On Monday, August 21, a total solar eclipse will make its way across the US, a rare event that was last seen in 1979.
In honor of this awesome moment, the US Postal Service is going to release some neat stamps that change when you rub your finger on them. Come on, that’s kind of cool right?
The stamp will use thermochromic ink to change the image when heat is applied, such as rubbing it with your finger. The initial image will show a picture of the eclipse taken by astrophysicist Fred Espenak from Libya in 2006. Rubbing it will reveal an underlying image of the Full Moon, also taken by Espenak.
The stamps, designed by Antonio Alcalá of Alexandria, Virginia, will be available nationwide and in post offices on June 20, a spokesperson for the USPS told IFLScience. They can also be pre-ordered from usps.com/shop.
“Thermochromic inks are vulnerable to UV light and should be kept out of direct sunlight as much as possible to preserve this special effect,” the USPS noted, adding it was the first time thermochromic ink had been used in US stamps.
On the back is a map showing the path of the eclipse. © 2017 USPS
A total eclipse is caused by the mathematical oddity in which the Sun’s disk is 400 times greater than the Moon’s, but the Moon is 400 times closer to Earth.
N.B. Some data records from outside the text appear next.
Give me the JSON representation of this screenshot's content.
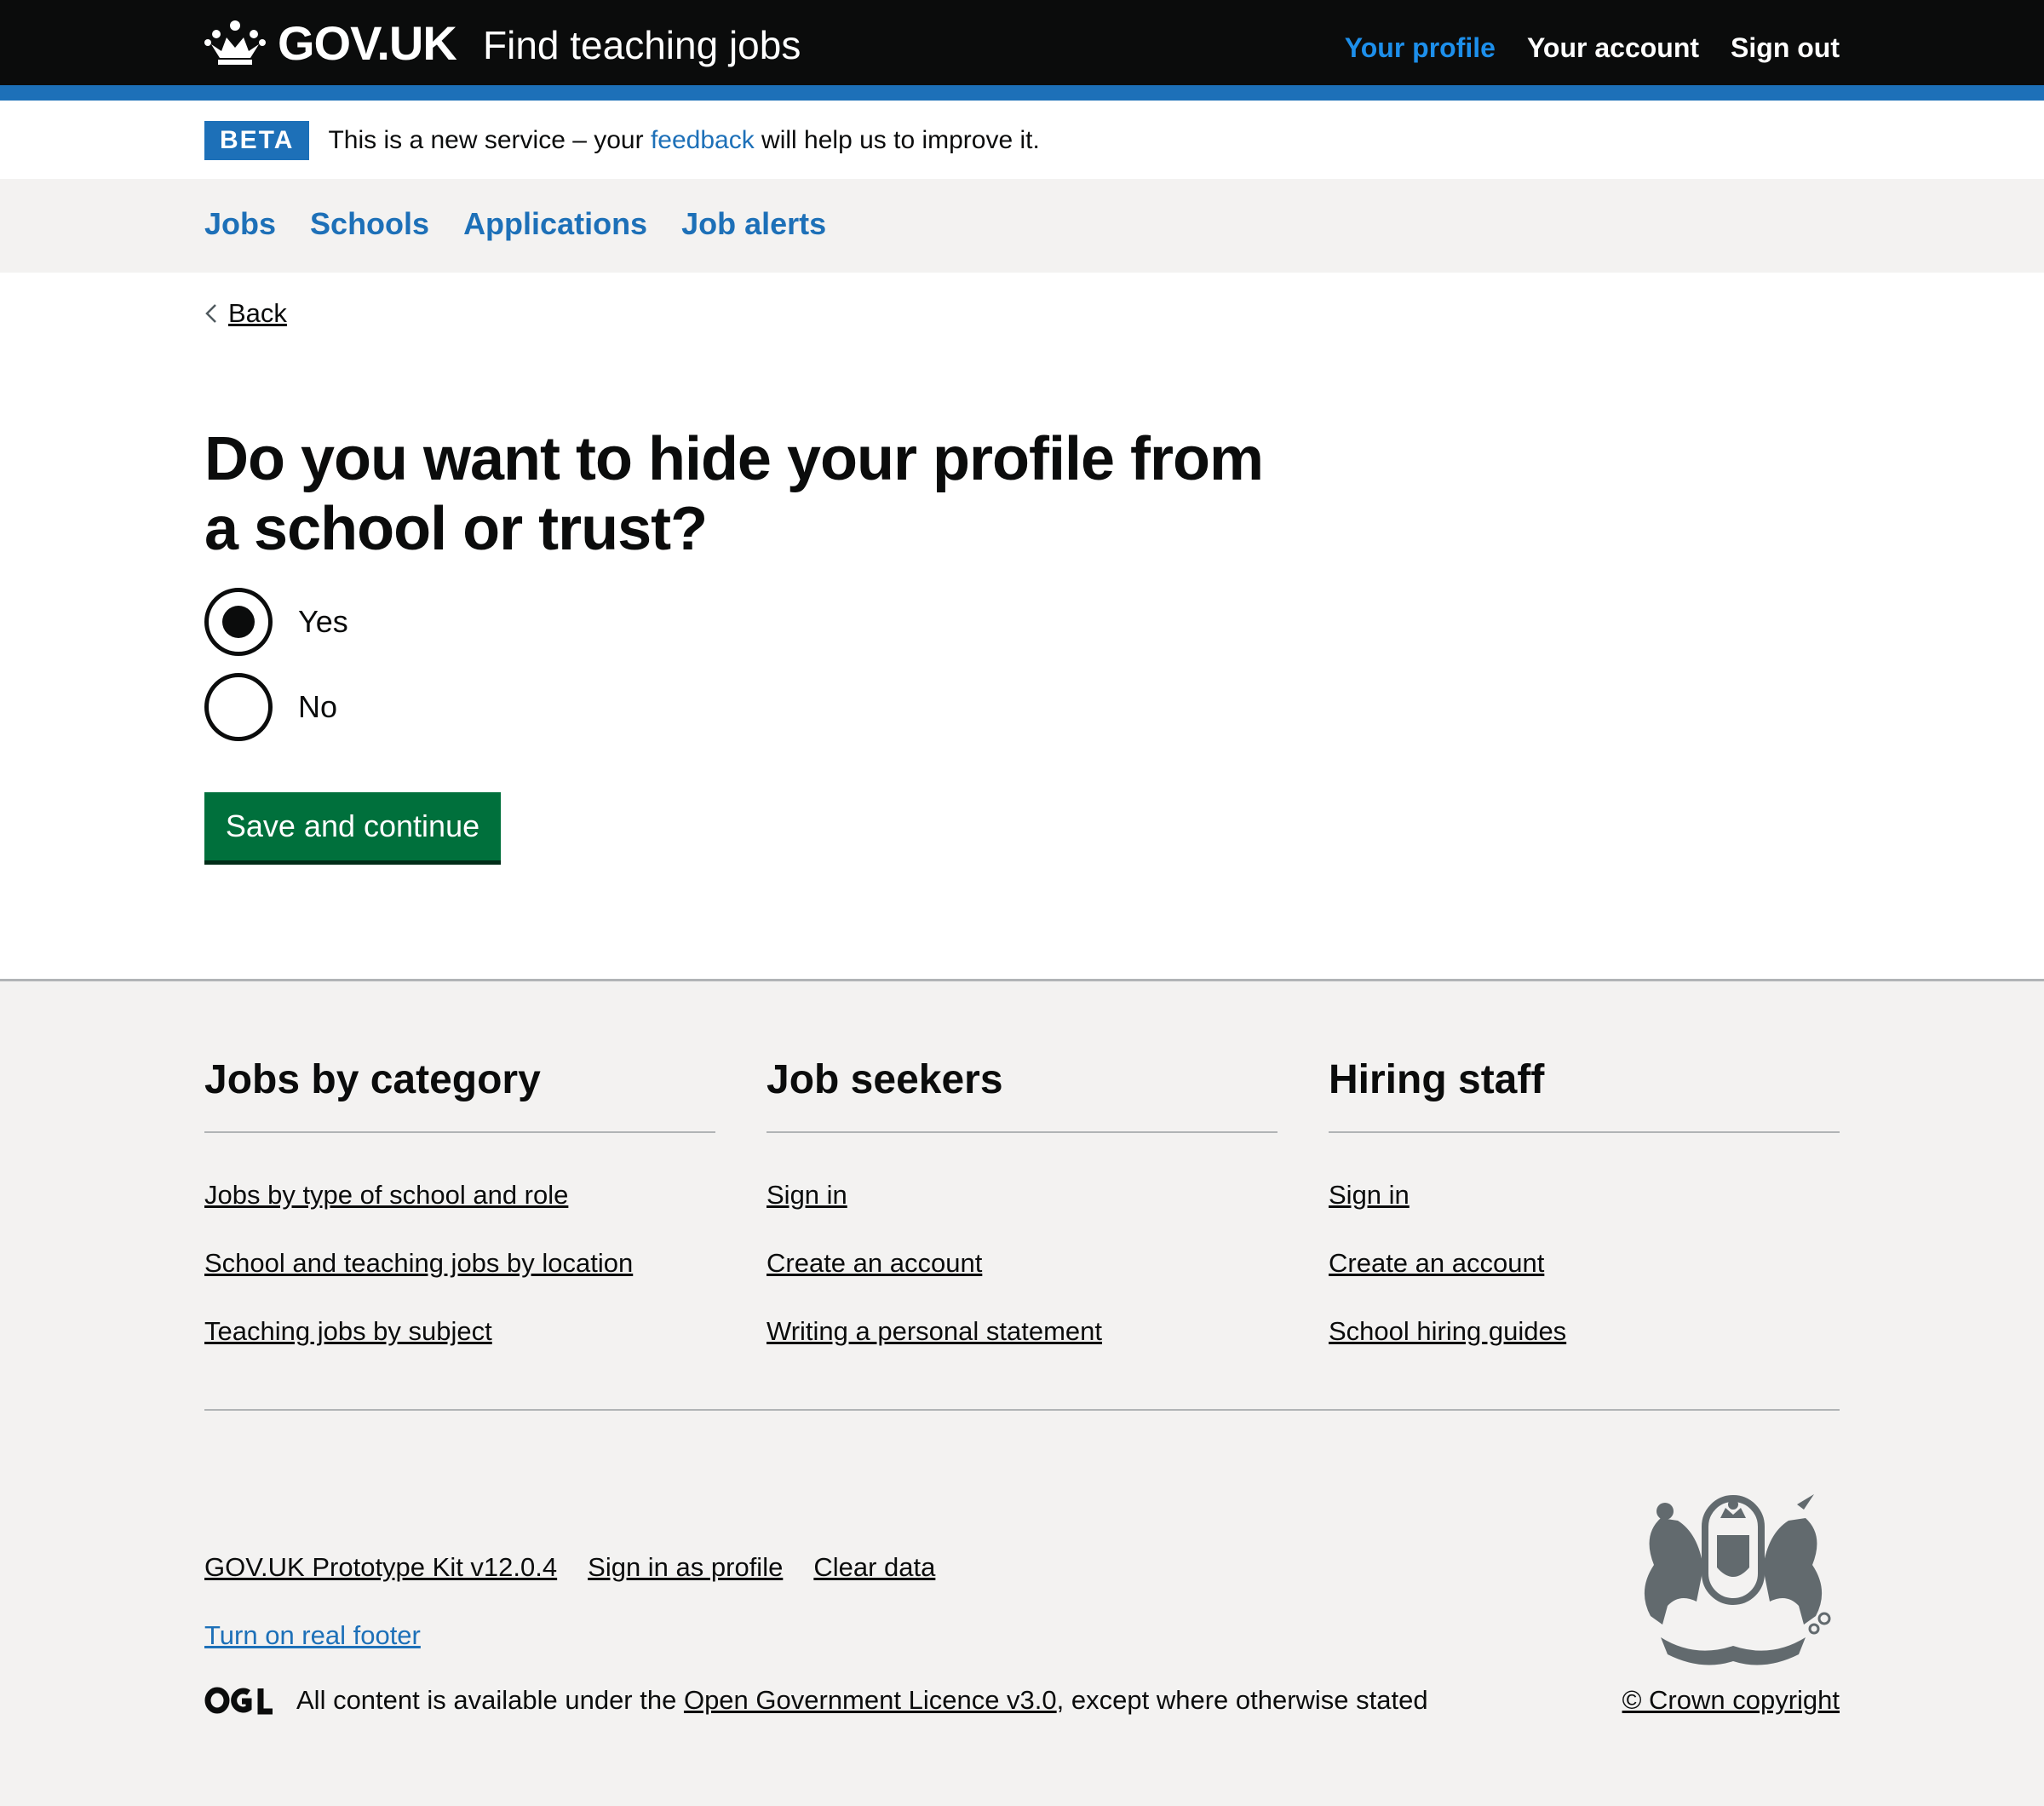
{
  "header": {
    "logo_text": "GOV.UK",
    "service_name": "Find teaching jobs",
    "nav": [
      {
        "label": "Your profile",
        "active": true
      },
      {
        "label": "Your account",
        "active": false
      },
      {
        "label": "Sign out",
        "active": false
      }
    ]
  },
  "phase_banner": {
    "tag": "BETA",
    "text_before": "This is a new service – your ",
    "link": "feedback",
    "text_after": " will help us to improve it."
  },
  "primary_nav": [
    "Jobs",
    "Schools",
    "Applications",
    "Job alerts"
  ],
  "back_link": "Back",
  "question": {
    "heading": "Do you want to hide your profile from a school or trust?",
    "options": [
      {
        "label": "Yes",
        "checked": true
      },
      {
        "label": "No",
        "checked": false
      }
    ]
  },
  "submit_label": "Save and continue",
  "footer": {
    "columns": [
      {
        "title": "Jobs by category",
        "links": [
          "Jobs by type of school and role",
          "School and teaching jobs by location",
          "Teaching jobs by subject"
        ]
      },
      {
        "title": "Job seekers",
        "links": [
          "Sign in",
          "Create an account",
          "Writing a personal statement"
        ]
      },
      {
        "title": "Hiring staff",
        "links": [
          "Sign in",
          "Create an account",
          "School hiring guides"
        ]
      }
    ],
    "meta_links": [
      "GOV.UK Prototype Kit v12.0.4",
      "Sign in as profile",
      "Clear data"
    ],
    "real_footer_link": "Turn on real footer",
    "licence_before": "All content is available under the ",
    "licence_link": "Open Government Licence v3.0",
    "licence_after": ", except where otherwise stated",
    "copyright": "© Crown copyright"
  },
  "colors": {
    "header_bg": "#0b0c0c",
    "brand_blue": "#1d70b8",
    "active_nav": "#1d8feb",
    "button_green": "#00703c",
    "footer_bg": "#f3f2f1"
  }
}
With the Moon in orbit around Earth, there are times when it passes directly in front of the Sun from our point of view and blocks its light, sometimes entirely (a total eclipse) and sometimes just a bit (known as an annular or partial eclipse).
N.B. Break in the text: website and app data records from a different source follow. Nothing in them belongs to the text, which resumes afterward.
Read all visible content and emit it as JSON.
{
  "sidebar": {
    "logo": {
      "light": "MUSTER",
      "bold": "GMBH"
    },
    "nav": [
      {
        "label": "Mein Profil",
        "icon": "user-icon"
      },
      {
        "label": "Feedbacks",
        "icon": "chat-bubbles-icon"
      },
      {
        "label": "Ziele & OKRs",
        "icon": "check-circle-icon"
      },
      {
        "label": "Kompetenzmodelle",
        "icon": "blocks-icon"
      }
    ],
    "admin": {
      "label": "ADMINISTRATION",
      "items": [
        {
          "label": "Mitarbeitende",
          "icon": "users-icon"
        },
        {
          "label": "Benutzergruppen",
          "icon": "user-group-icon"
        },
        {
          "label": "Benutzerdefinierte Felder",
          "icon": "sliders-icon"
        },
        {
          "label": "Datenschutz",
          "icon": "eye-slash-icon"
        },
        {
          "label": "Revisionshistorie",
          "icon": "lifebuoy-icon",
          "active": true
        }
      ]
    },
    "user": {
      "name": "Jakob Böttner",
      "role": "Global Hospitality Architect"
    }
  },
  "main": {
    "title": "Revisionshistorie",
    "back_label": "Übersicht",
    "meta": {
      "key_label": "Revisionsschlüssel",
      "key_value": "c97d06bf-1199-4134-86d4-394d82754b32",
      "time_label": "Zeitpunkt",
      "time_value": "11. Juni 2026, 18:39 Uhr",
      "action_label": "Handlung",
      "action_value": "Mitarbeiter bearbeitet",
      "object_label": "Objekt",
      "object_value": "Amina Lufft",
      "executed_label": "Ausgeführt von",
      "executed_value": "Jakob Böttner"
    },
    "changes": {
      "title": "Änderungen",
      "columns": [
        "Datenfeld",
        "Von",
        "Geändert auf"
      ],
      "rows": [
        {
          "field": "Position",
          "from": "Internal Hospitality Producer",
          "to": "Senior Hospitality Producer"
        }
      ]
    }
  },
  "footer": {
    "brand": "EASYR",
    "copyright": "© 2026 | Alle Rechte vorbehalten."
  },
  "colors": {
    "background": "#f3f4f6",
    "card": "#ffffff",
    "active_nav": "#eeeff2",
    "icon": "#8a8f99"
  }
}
There are actually two total solar eclipses around the world every three years on average, and many more partial eclipses (when the Moon covers only part of the Sun’s surface). But the shadow caused by totality is relatively small, so seeing it from a particular location is rare.
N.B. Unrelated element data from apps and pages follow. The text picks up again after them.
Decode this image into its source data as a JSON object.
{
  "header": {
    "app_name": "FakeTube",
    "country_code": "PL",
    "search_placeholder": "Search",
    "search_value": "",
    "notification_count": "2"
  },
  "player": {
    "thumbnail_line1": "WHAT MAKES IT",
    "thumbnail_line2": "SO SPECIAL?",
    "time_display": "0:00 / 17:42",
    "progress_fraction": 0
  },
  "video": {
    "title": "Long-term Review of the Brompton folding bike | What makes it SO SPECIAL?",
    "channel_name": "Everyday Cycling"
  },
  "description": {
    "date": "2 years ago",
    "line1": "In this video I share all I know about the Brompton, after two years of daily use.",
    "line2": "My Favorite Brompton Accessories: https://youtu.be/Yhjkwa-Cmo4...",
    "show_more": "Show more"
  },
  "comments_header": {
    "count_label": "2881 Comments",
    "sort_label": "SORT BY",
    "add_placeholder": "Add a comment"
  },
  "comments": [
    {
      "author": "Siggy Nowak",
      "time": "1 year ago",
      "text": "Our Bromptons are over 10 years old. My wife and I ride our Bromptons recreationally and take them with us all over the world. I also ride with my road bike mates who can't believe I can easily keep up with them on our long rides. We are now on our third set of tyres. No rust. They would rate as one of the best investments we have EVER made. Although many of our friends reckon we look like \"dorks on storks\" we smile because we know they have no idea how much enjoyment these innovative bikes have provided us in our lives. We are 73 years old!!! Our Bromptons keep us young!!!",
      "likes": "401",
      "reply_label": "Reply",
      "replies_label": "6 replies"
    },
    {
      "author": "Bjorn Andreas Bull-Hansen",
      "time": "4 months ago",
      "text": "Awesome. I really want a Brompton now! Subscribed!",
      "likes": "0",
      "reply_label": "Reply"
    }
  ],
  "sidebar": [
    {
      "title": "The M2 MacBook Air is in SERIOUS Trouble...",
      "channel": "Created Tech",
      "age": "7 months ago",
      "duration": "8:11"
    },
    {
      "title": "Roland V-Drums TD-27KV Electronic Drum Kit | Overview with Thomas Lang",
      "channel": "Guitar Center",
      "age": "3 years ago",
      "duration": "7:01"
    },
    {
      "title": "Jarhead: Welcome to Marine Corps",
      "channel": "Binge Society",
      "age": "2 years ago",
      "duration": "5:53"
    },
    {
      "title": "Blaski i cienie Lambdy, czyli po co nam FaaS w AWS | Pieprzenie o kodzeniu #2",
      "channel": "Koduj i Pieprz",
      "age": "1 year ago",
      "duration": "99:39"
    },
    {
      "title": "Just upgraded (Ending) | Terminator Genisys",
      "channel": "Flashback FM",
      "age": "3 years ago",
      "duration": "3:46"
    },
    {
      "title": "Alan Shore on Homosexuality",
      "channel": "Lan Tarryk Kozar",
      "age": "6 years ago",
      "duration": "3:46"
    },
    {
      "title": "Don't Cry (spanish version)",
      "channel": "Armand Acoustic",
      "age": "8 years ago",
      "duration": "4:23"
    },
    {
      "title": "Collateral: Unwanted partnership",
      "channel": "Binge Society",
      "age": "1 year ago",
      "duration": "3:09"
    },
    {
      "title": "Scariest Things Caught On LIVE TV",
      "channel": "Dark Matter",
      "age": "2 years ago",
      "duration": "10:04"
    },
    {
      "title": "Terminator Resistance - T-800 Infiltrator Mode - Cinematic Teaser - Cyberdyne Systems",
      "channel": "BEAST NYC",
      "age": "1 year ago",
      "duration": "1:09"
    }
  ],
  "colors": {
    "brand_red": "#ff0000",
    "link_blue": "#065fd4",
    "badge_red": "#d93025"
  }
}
For this upcoming eclipse, it will be the first time since 1918 that the Moon’s shadow (about 110 kilometers or 70 miles wide) will cross from the Pacific west coast of the US to the Atlantic east coast. It will pass through 14 states during the course of August 21, including Oregon, Kansas, Illinois, and North Carolina.
It will take the Moon more than three hours to cross the Sun, but the actual period of totality is much smaller – about two minutes, depending on where you are. The best viewing locations are likely to be in the western US, which is less prone to afternoon summer thundershowers than the southeast.
The next total solar eclipse that will be visible in the US will be in 2024, and after that it’s 2045. But at least you can have a commemorative stamp to remember this one, right?